=== SUPPLIED DATA ===

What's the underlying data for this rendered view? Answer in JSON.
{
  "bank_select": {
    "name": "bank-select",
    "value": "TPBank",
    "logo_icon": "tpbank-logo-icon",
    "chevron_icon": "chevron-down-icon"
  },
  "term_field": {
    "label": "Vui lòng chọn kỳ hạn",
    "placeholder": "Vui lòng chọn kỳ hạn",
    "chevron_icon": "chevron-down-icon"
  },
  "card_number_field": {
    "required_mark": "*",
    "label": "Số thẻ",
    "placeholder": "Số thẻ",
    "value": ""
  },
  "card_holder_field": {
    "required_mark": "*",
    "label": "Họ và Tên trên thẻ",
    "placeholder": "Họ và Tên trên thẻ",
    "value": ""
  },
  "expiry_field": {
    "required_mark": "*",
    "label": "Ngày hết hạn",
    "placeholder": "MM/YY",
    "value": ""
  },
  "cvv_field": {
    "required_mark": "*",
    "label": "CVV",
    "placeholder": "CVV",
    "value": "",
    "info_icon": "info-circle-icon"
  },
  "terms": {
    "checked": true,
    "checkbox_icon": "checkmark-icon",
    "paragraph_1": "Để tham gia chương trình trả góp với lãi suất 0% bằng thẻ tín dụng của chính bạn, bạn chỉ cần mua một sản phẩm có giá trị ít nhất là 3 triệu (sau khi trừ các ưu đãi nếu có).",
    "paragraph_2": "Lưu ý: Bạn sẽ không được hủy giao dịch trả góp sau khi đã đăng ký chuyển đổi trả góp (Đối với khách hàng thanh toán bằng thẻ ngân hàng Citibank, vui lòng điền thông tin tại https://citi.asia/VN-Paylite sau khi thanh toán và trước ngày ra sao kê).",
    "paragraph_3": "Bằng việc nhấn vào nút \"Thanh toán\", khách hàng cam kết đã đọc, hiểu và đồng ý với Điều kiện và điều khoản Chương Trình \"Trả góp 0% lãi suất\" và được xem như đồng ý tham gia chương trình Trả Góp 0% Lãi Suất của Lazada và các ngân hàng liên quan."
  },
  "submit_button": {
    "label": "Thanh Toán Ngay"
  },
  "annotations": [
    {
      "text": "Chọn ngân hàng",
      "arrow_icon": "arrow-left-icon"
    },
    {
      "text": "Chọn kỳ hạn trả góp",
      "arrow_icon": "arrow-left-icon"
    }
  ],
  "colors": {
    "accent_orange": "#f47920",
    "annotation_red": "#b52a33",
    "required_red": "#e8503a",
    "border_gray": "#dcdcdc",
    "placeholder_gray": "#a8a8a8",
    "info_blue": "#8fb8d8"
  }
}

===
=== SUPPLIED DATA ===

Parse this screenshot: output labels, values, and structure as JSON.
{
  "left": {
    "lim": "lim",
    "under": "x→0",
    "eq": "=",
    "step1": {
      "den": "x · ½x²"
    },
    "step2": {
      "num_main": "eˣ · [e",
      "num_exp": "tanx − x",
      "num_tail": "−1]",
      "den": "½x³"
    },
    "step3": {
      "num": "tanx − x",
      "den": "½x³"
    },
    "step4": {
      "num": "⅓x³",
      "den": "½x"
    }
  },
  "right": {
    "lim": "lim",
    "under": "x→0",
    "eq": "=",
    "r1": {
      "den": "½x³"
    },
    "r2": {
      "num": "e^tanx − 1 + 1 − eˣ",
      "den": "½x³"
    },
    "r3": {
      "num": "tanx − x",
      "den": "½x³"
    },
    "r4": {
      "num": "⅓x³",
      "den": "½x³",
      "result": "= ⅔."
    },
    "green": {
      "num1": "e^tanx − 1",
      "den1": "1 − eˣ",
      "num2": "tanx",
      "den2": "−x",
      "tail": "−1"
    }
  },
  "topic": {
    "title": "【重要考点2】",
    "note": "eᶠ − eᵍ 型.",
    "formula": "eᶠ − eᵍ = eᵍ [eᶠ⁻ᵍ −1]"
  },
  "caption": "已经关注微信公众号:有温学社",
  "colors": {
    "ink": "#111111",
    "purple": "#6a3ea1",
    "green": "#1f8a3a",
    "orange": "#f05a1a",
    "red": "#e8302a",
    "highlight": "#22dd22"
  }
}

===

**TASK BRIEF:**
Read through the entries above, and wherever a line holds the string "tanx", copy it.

**YOUR SOLUTION:**
      "num_exp": "tanx − x",
      "num": "tanx − x",
      "num": "e^tanx − 1 + 1 − eˣ",
      "num": "tanx − x",
      "num1": "e^tanx − 1",
      "num2": "tanx",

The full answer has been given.